There are some prophetic words too about the effect of ‘the new heathen, contraceptive morality’ on heterosexual behaviour: ‘more and more people will have intercourse with little feeling of responsibility, little restraint, and yet they just won’t be careful about always using contraceptives. And so the widespread use of contraceptives naturally leads to more and more not less and less abortion.’ G.K. Chesterton put it even more succinctly: ‘Birth control means no birth and no control’
Not the least of Elizabeth Anscombe’s achievements in this pamphlet is in bringing clarity to a particularly confused area of the debate over contraception. She notes that ‘in popular discussion there’s usually more mention of “natural law” in connexion with the Catholic prohibition on contraception than in connexion with any other matters’ But this is a mistake. Contraception is not wrong because it is artificial: the contraceptive act does not have to involve chemical or mechanical devices.
As Onan’s behaviour after deciding against providing heirs for his deceased brother proves [Gen. 38.9], it is perfectly possible to have one without the other. Thus ‘it is not because there is a natural law that something artificial is condemned.’ She helpfully explains that the language of natural law is ‘simply a way of speaking about the whole of morality, used by Catholic thinkers because they believe the general precepts of morality are laws promulgated by God our Creator in the enlightened human understanding when it is thinking in general terms about what are good and what are bad actions.’
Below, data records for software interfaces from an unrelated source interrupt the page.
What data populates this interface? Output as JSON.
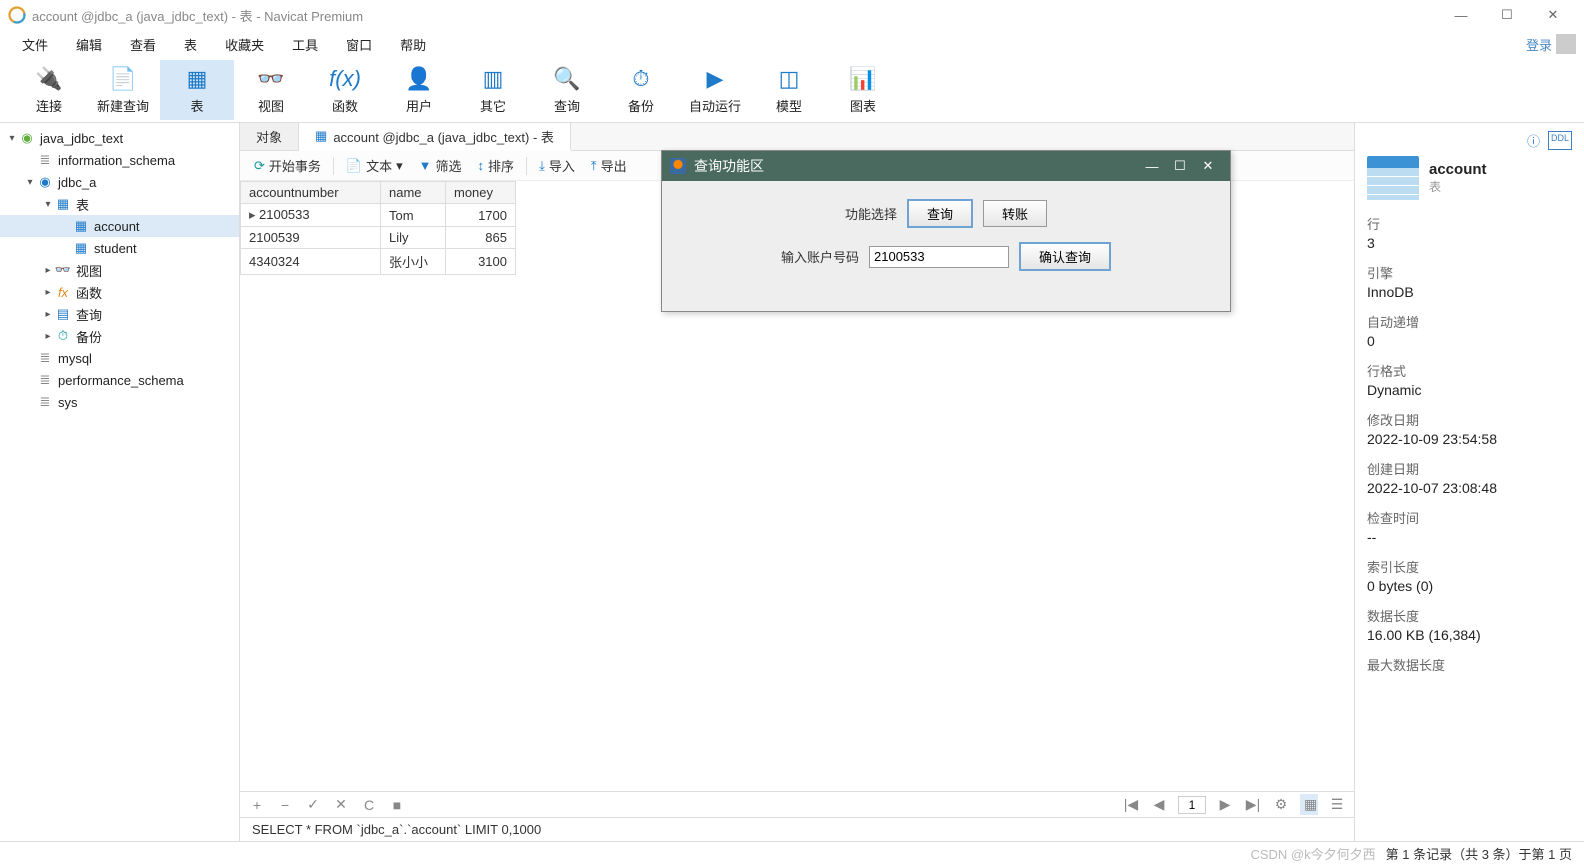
{
  "window": {
    "title": "account @jdbc_a (java_jdbc_text) - 表 - Navicat Premium"
  },
  "menu": [
    "文件",
    "编辑",
    "查看",
    "表",
    "收藏夹",
    "工具",
    "窗口",
    "帮助"
  ],
  "login_label": "登录",
  "toolbar": [
    {
      "label": "连接",
      "icon": "plug"
    },
    {
      "label": "新建查询",
      "icon": "sheet"
    },
    {
      "label": "表",
      "icon": "table",
      "active": true
    },
    {
      "label": "视图",
      "icon": "view"
    },
    {
      "label": "函数",
      "icon": "fx"
    },
    {
      "label": "用户",
      "icon": "user"
    },
    {
      "label": "其它",
      "icon": "other"
    },
    {
      "label": "查询",
      "icon": "query"
    },
    {
      "label": "备份",
      "icon": "backup"
    },
    {
      "label": "自动运行",
      "icon": "auto"
    },
    {
      "label": "模型",
      "icon": "model"
    },
    {
      "label": "图表",
      "icon": "chart"
    }
  ],
  "tree": [
    {
      "level": 0,
      "caret": "v",
      "icon": "db-green",
      "label": "java_jdbc_text"
    },
    {
      "level": 1,
      "caret": "",
      "icon": "schema",
      "label": "information_schema"
    },
    {
      "level": 1,
      "caret": "v",
      "icon": "db-blue",
      "label": "jdbc_a"
    },
    {
      "level": 2,
      "caret": "v",
      "icon": "folder",
      "label": "表"
    },
    {
      "level": 3,
      "caret": "",
      "icon": "table",
      "label": "account",
      "selected": true
    },
    {
      "level": 3,
      "caret": "",
      "icon": "table",
      "label": "student"
    },
    {
      "level": 2,
      "caret": ">",
      "icon": "view",
      "label": "视图"
    },
    {
      "level": 2,
      "caret": ">",
      "icon": "fx",
      "label": "函数"
    },
    {
      "level": 2,
      "caret": ">",
      "icon": "query",
      "label": "查询"
    },
    {
      "level": 2,
      "caret": ">",
      "icon": "backup",
      "label": "备份"
    },
    {
      "level": 1,
      "caret": "",
      "icon": "schema",
      "label": "mysql"
    },
    {
      "level": 1,
      "caret": "",
      "icon": "schema",
      "label": "performance_schema"
    },
    {
      "level": 1,
      "caret": "",
      "icon": "schema",
      "label": "sys"
    }
  ],
  "tabs": [
    {
      "label": "对象",
      "active": false
    },
    {
      "label": "account @jdbc_a (java_jdbc_text) - 表",
      "active": true,
      "icon": "table"
    }
  ],
  "subtoolbar": {
    "begin_tx": "开始事务",
    "text": "文本",
    "filter": "筛选",
    "sort": "排序",
    "import": "导入",
    "export": "导出"
  },
  "table": {
    "columns": [
      "accountnumber",
      "name",
      "money"
    ],
    "rows": [
      {
        "accountnumber": "2100533",
        "name": "Tom",
        "money": "1700",
        "current": true
      },
      {
        "accountnumber": "2100539",
        "name": "Lily",
        "money": "865"
      },
      {
        "accountnumber": "4340324",
        "name": "张小小",
        "money": "3100"
      }
    ]
  },
  "databar": {
    "page": "1"
  },
  "sql": "SELECT * FROM `jdbc_a`.`account` LIMIT 0,1000",
  "info": {
    "title": "account",
    "subtitle": "表",
    "sections": [
      {
        "label": "行",
        "value": "3"
      },
      {
        "label": "引擎",
        "value": "InnoDB"
      },
      {
        "label": "自动递增",
        "value": "0"
      },
      {
        "label": "行格式",
        "value": "Dynamic"
      },
      {
        "label": "修改日期",
        "value": "2022-10-09 23:54:58"
      },
      {
        "label": "创建日期",
        "value": "2022-10-07 23:08:48"
      },
      {
        "label": "检查时间",
        "value": "--"
      },
      {
        "label": "索引长度",
        "value": "0 bytes (0)"
      },
      {
        "label": "数据长度",
        "value": "16.00 KB (16,384)"
      },
      {
        "label": "最大数据长度",
        "value": ""
      }
    ]
  },
  "status": {
    "record_text": "第 1 条记录（共 3 条）于第 1 页",
    "watermark": "CSDN @k今夕何夕西"
  },
  "dialog": {
    "title": "查询功能区",
    "func_label": "功能选择",
    "btn_query": "查询",
    "btn_transfer": "转账",
    "input_label": "输入账户号码",
    "input_value": "2100533",
    "btn_confirm": "确认查询"
  }
}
Anscombe is in no doubt that contraceptive intercourse falls under the latter heading. It is a sin against chastity ‘in which chastity is simply the virtue whose topic is sex just as courage is the virtue whose topic is danger.’ And chastity, like charity, begins at home. Anscombe writes: ‘contraceptive intercourse within marriage is a graver offence against chastity than is straightforward fornication or adultery. For it is not even a proper act of intercourse, and therefore not a true marriage act.’ Mr de la Bedoyere would doubtless disagree, but I think that is a major reason why these days so many Christian marriages, both Catholic and Anglican, clerical and lay, end in divorce. \ND\